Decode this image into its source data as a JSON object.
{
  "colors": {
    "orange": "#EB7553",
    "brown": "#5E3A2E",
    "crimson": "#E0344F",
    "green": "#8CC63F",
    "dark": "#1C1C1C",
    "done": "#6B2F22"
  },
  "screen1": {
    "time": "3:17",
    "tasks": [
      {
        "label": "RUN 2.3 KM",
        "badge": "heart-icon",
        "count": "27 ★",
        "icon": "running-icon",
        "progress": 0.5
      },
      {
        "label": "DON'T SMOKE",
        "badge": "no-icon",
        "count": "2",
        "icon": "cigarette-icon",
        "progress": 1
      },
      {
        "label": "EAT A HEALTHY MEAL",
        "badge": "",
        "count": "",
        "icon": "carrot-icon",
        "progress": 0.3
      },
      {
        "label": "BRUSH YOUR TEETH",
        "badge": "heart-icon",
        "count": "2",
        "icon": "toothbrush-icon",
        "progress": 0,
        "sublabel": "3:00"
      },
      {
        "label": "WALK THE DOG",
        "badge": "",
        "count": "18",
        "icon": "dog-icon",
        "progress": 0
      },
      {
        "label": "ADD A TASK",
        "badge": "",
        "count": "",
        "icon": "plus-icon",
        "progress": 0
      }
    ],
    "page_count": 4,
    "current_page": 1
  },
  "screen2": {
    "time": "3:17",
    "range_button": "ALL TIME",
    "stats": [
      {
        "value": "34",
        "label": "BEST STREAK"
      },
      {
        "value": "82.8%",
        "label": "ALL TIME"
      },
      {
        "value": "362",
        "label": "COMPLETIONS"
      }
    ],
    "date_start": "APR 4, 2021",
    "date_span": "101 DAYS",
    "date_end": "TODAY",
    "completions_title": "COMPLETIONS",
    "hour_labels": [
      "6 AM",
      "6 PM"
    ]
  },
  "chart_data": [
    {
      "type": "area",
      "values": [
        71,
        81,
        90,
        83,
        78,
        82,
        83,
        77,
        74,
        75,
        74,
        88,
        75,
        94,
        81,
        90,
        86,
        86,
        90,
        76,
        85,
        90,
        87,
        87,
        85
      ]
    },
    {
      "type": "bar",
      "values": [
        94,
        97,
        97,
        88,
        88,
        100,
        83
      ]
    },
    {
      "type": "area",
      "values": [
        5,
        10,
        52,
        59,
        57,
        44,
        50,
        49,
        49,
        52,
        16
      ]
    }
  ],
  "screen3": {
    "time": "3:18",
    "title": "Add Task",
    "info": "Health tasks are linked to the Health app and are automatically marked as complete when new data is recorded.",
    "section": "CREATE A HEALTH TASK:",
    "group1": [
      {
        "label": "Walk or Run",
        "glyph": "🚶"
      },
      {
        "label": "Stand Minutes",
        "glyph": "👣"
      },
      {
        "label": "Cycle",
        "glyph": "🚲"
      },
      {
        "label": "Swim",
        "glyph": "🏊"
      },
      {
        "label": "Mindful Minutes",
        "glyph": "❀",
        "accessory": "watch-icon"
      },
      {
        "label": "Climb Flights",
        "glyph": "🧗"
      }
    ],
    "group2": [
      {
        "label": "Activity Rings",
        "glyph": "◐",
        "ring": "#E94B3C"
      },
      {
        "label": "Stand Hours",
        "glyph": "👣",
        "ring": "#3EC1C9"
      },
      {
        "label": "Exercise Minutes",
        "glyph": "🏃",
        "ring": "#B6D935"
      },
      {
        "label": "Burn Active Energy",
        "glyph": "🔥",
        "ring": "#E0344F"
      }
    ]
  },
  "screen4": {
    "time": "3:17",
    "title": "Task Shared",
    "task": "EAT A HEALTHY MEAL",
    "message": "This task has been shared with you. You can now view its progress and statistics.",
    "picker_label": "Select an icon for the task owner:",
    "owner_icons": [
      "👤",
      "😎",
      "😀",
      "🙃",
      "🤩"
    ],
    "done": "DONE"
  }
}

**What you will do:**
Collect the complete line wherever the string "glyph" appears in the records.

**Task result:**
        "glyph": "🚶"
        "glyph": "👣"
        "glyph": "🚲"
        "glyph": "🏊"
        "glyph": "❀",
        "glyph": "🧗"
        "glyph": "◐",
        "glyph": "👣",
        "glyph": "🏃",
        "glyph": "🔥",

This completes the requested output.